RSF condemns Erdogan security team’s unacceptable behavior towards journalists during US visit


Reporters Without Borders (RSF) condemns the assault and harassment of journalists by Turkish security guards at an event in Washington, DC where President Erdogan was scheduled to speak yesterday. This is not the first time such unacceptable behavior has been used against journalists covering a visit by the Turkish president to the United States.

Yesterday at the Brookings Institute in Washington, DC where Turkish President Recep Tayyip Erdogan was scheduled to give a speech, his security guards harassed and physically assaulted journalists trying to cover the event. They also forcibly attempted to remove several journalists from inside, although they were on the guest list. The Brookings staff prevented them from ejecting the journalists.


Adem Yavuz Arslan, Washington Correspondent of Turkey’s Ozgür Düşünce Daily newspaper, was kicked out of the building while checking in. A senior Brookings official eventually escorted Arslan back in but Brookings had to assign a security guard to the seat next to him since Turkish security guards continued to “verbally harass, insult and threaten” him.


Erdogan’s guards are not committing these barbaric acts against independent media on their own, Arslan told Reporters Without Borders (RSF). “I’m pretty confident they have their orders.”


Several other journalists were involved in the tussle with Turkish security guards. Another Turkish journalist, Emre Uslu, told AP he was kicked in the leg outside the event by Erdogan’s bodyguards and was prevented from attending the speech. An American reporter attempting to film the harassment received a kick in the chest, according to AFP.


RSF condemns the Turkish security guards’ unacceptable behavior towards journalists covering this important event in Washington, DC,” said Delphine Halgand, RSF’s US Director. “Not only is Erdogan abusing freedom of the press on a regular basis in his own country, but now his security team believes they can obstruct freedom of the press in the United States. ”


Turkey’s leader and his security team are guests in the United States,” declared Thomas Burr, president of the National Press Club, in a statement issued yesterday. “Erdogan doesn’t get to export such abuse.”


This is not the first time Erdogan’s security team has used these harsh methods against journalists covering an Erdogan visit to the US. In September 2014, Erdogan’s bodyguards attacked two Turkish journalists in New York during a visit between the Turkish leader and United States Vice President Joe Biden.
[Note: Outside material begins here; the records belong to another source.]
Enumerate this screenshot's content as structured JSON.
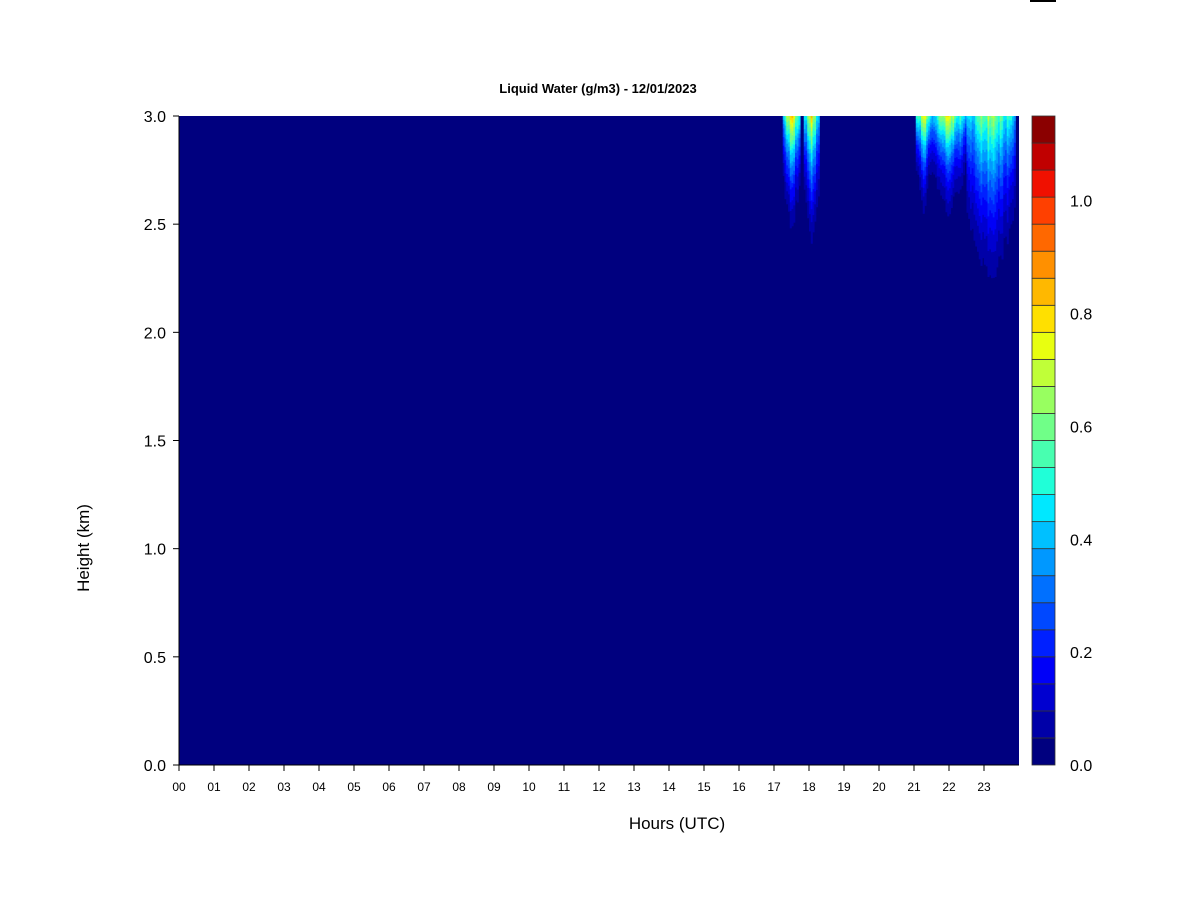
{
  "chart_data": {
    "type": "heatmap",
    "title": "Liquid Water (g/m3) - 12/01/2023",
    "xlabel": "Hours (UTC)",
    "ylabel": "Height (km)",
    "xlim": [
      0,
      24
    ],
    "ylim": [
      0,
      3.0
    ],
    "x_ticks": [
      "00",
      "01",
      "02",
      "03",
      "04",
      "05",
      "06",
      "07",
      "08",
      "09",
      "10",
      "11",
      "12",
      "13",
      "14",
      "15",
      "16",
      "17",
      "18",
      "19",
      "20",
      "21",
      "22",
      "23"
    ],
    "y_ticks": [
      "0.0",
      "0.5",
      "1.0",
      "1.5",
      "2.0",
      "2.5",
      "3.0"
    ],
    "colorbar": {
      "min": 0.0,
      "max": 1.15,
      "step": 0.05,
      "tick_labels": [
        "0.0",
        "0.2",
        "0.4",
        "0.6",
        "0.8",
        "1.0"
      ],
      "tick_values": [
        0.0,
        0.2,
        0.4,
        0.6,
        0.8,
        1.0
      ],
      "colors": [
        "#00007f",
        "#0000a8",
        "#0000d0",
        "#0000f8",
        "#0020ff",
        "#0048ff",
        "#0070ff",
        "#0098ff",
        "#00c0ff",
        "#00e8ff",
        "#20ffd8",
        "#48ffb0",
        "#70ff88",
        "#98ff60",
        "#c0ff38",
        "#e8ff10",
        "#ffe000",
        "#ffb800",
        "#ff9000",
        "#ff6800",
        "#ff4000",
        "#f01000",
        "#c00000",
        "#8b0000"
      ]
    },
    "background_value": 0.0,
    "cloud_events": [
      {
        "time_start": 17.25,
        "time_end": 17.75,
        "base_height": 2.2,
        "peak_value": 1.0
      },
      {
        "time_start": 17.85,
        "time_end": 18.3,
        "base_height": 2.1,
        "peak_value": 0.9
      },
      {
        "time_start": 21.05,
        "time_end": 21.5,
        "base_height": 2.35,
        "peak_value": 0.95
      },
      {
        "time_start": 21.5,
        "time_end": 22.5,
        "base_height": 2.3,
        "peak_value": 0.9
      },
      {
        "time_start": 22.5,
        "time_end": 23.9,
        "base_height": 1.8,
        "peak_value": 0.85
      }
    ]
  }
}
One of the reporters was Adem Yavuz Arslan, the very same journalist attacked yesterday. Arslan said the president’s nephew, Ali Erdogan, who was a member of his security detail, evicted him from the hotel at the behest of one of the president’s advisers. Once he was on the street, two other advisers, Senol Kazanci and Aydin Ünal, threatened him. “Your existence is a crime,” one of them said. Two unidentified men then physically attacked Arslan in the street in front of the hotel.
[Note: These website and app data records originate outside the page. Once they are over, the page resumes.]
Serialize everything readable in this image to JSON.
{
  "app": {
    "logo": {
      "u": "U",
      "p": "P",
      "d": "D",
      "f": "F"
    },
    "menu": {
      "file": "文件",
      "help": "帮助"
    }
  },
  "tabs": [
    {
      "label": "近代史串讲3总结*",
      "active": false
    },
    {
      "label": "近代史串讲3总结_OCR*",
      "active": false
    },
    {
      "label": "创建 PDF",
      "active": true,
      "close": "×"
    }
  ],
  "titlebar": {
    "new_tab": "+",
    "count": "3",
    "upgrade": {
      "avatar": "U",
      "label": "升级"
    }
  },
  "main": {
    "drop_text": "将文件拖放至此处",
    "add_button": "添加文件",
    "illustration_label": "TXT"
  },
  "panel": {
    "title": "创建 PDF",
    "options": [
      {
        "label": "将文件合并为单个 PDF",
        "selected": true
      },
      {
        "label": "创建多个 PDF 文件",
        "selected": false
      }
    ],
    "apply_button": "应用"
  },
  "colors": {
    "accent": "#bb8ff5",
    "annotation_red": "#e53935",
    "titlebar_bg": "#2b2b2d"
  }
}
Turkey is ranked 149th out of 180 countries in RSF’s latest World Press Freedom Index.